Hawai’i’s native forest birds evolved in isolation over millions of years. This led to one of the most spectacular examples of adaptive radiation the ornithological world has ever seen. Hawai’i’s native birds evolved in the absence of many of the threats that are now present on the islands. The evolutionary processes that shaped Hawai’i’s avifauna left it extremely vulnerable to disease. With no evolutionarily acquired defenses, two diseases, Avian Malaria and Avian Pox, have spread and are implicated in the extinctions, range contractions and declines of many native Hawaiian forest birds.
It is unclear when or how these diseases first appeared on the islands. It is thought they were first introduced with the importation of non-native bird species, but it may also be that they were present on the islands at a low level with migratory seabirds, shorebirds and waterfowl. However, without an effective vector, these diseases did not pose a threat to Hawai’i’s native forest birds. That all changed with the relatively recent introduction of mosquitoes.

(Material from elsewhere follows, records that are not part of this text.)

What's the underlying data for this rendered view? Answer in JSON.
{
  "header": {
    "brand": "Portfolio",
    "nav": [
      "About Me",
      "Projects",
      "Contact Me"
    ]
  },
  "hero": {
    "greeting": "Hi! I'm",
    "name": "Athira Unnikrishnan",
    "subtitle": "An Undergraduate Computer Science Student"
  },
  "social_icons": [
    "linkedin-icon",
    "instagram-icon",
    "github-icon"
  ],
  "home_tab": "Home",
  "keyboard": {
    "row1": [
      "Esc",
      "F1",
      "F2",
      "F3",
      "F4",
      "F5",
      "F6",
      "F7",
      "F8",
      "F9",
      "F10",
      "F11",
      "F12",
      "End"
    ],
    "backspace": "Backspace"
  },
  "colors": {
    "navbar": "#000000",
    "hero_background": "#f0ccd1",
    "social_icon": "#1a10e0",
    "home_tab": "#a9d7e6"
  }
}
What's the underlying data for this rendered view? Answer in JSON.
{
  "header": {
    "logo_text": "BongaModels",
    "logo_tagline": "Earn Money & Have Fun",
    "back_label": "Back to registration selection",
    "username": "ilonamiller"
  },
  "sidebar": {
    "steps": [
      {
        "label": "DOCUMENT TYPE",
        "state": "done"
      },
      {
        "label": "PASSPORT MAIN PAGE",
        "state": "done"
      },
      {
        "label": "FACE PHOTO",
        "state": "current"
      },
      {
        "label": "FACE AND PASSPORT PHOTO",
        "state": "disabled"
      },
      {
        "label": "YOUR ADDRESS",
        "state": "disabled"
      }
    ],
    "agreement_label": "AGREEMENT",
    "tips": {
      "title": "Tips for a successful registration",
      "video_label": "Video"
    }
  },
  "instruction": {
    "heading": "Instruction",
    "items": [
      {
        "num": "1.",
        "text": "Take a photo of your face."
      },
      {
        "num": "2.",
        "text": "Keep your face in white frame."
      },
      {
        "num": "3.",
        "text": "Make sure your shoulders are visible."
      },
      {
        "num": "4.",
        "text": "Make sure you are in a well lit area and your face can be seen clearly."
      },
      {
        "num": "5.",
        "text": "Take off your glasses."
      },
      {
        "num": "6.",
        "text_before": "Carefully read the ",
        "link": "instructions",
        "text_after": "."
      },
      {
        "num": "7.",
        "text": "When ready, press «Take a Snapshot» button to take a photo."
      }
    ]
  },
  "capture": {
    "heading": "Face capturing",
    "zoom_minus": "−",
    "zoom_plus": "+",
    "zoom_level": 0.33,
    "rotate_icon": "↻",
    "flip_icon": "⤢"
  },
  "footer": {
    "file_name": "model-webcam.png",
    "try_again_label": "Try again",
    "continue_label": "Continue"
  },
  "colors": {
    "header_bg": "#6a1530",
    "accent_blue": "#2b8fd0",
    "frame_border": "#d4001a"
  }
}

Before humans arrived on the islands, there were no mosquitoes. By the mid-1800’s however, mosquitoes were firmly established throughout the archipelago introduced inadvertently through human activities. Of these, the southern house mosquito (Culex quinquefasciatus) is the greatest threat to Hawaiian birds. Introduced in 1826, it is the primary vector of Avian Malaria and Avian Pox, and is implicated in the decline and extinction of many native forest birds.
Most of Maui’s native forest birds have existed where mosquitoes do not; high elevation, northeastern slopes of Haleakalā above ~4500 feet (the “mosquito line”). This is because mosquitoes cannot survive the cool climate at these altitudes and the parasite (Avian Malaria) cannot develop in its vector.
Kiwikiu and ‘Ākohekohe once occurred throughout low and mid-elevation forests on Maui. They are now extirpated from these habitats and restricted to just a tiny fraction of their historic ranges due to these mosquito-vectored diseases. Although a large amount of suitable habitat still exists below the “mosquito line” it has been rendered almost completely uninhabitable to native birds. Those that wander below this line will most likely become infected and die. With the looming threat of climate change and projected temperature increases, the mosquito line is moving to higher elevations, further constricting the already limited range of Maui’s native forest birds.
Avian Pox Virus was first documented in forest birds in 1902. Mosquitoes spread this viral parasite, but direct contact between infected birds, contaminated surfaces, and contaminated food and water can also spread the disease. Symptoms include swollen, tumor-like lesions on unfeathered parts of a bird’s body, such as the feet, legs, eyes, and base of the bill. The virus also causes lesions in the mouth, trachea, esophagus, and lungs. Lesions often cause birds to have difficulty with eating, finding food, and flying. Infected individuals who have not succumbed to the disease may be weak and emaciated making them susceptible to depredation.
Avian Malaria was first detected in Hawai’i in the 1940s and is caused by the unicellular microorganism, Plasmodium relictum. It is spread by non-native mosquitoes. The disease causes birds’ red blood cells to rupture, causing low blood oxygen levels. Hawaiian honeycreepers, with no immunity to the disease, rapidly become anemic and lethargic and die. The disease also causes enlargement of the liver and spleen.
Both diseases are very difficult to manage. There presently is no feasible treatment or vaccines to control these avian diseases. The most important disease control methods currently are to limit mosquito populations, which can be difficult. Control programs need to be innovative, cost-effective, environmentally safe, and sustainable.
The continued viability of our native forest birds depends on the preservation of their habitat, vector eradication, public outreach and education, vigilance in anticipation of future diseases or population declines, continued research on the native birds and their habitat, and continued laboratory research into innovative disease control methods.